Page:A Compendium of the Theological Writings of Emanuel Swedenborg.djvu/309

This page has been proofread, but needs to be validated.

It was said that in so far as a man shuns evils he desires to do good; the reason is that evils and goods are opposites, for evils are from hell and goods from heaven. So far therefore as hell, that is evil, is removed heaven draws near and the man looks to good. That it is so is very manifest from the above eight commandments of the decalogue thus viewed. Thus, I. In so far as any one does not worship other gods, in so far he worships the true God. II. In so far as any one does not take the name of God in vain, in so far he loves the things which are from God. III. In so far as any one is not willing to kill, and to act from hatred and revenge, in so far he wishes well to the neighbour. IV. In so far as any one is not willing to commit adultery, in so far he desires to live chastely with a wife. V. In so far as any one is not willing to steal, in so far he practises sincerity. VI. In so far as any one is not willing to bear false witness, in so far he is willing to think and speak the truth. VII. and VIII. In so far as any one does not covet the things that are the neighbour's, in so far he is willing that the neighbour should enjoy his own. Hence it is evident that the commandments of the decalogue contain all things which are of love to God, and of love towards the neighbour. Therefore Paul says, "He that loveth another hath fulfilled the law. For this, Thou shalt not commit adultery, Thou shalt not kill, Thou shalt not steal, Thou shalt not bear false witness, Thou shalt not covet; and if there be any other commandment, it is comprehended in this saying, Thou shalt love thy neighhour as thyself. Charity worketh no evil to the neighbour; therefore charity is the fulfilment of the law" (Rom. xiii. 8-10). (T. C. R n. 329, 330.)

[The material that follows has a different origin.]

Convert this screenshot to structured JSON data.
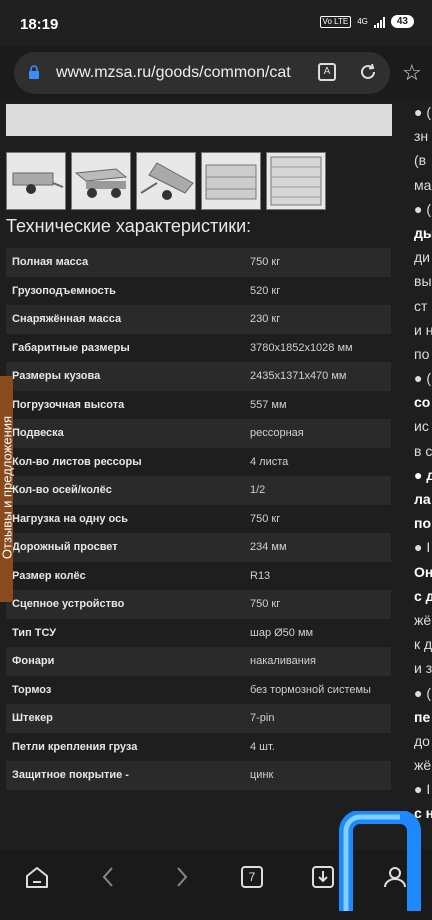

Offending in One Commandment Offending in All.

It is affirmed that no one can fulfil the law, and the less because he who offends against one commandment of the decalogue offends against all. But this form of speech is not just as it sounds. For it is to be understood in this manner; that he who of purpose or determination acts contrary to one commandment, acts contrary to the rest; since to act from purpose and determination is entirely to deny that it is a sin, and if he is told that it is sin, to reject the admonition as of no moment. He who thus denies, and makes a sin a matter of no concern, makes light of everything that is called sin. (T. C. R. a 523.)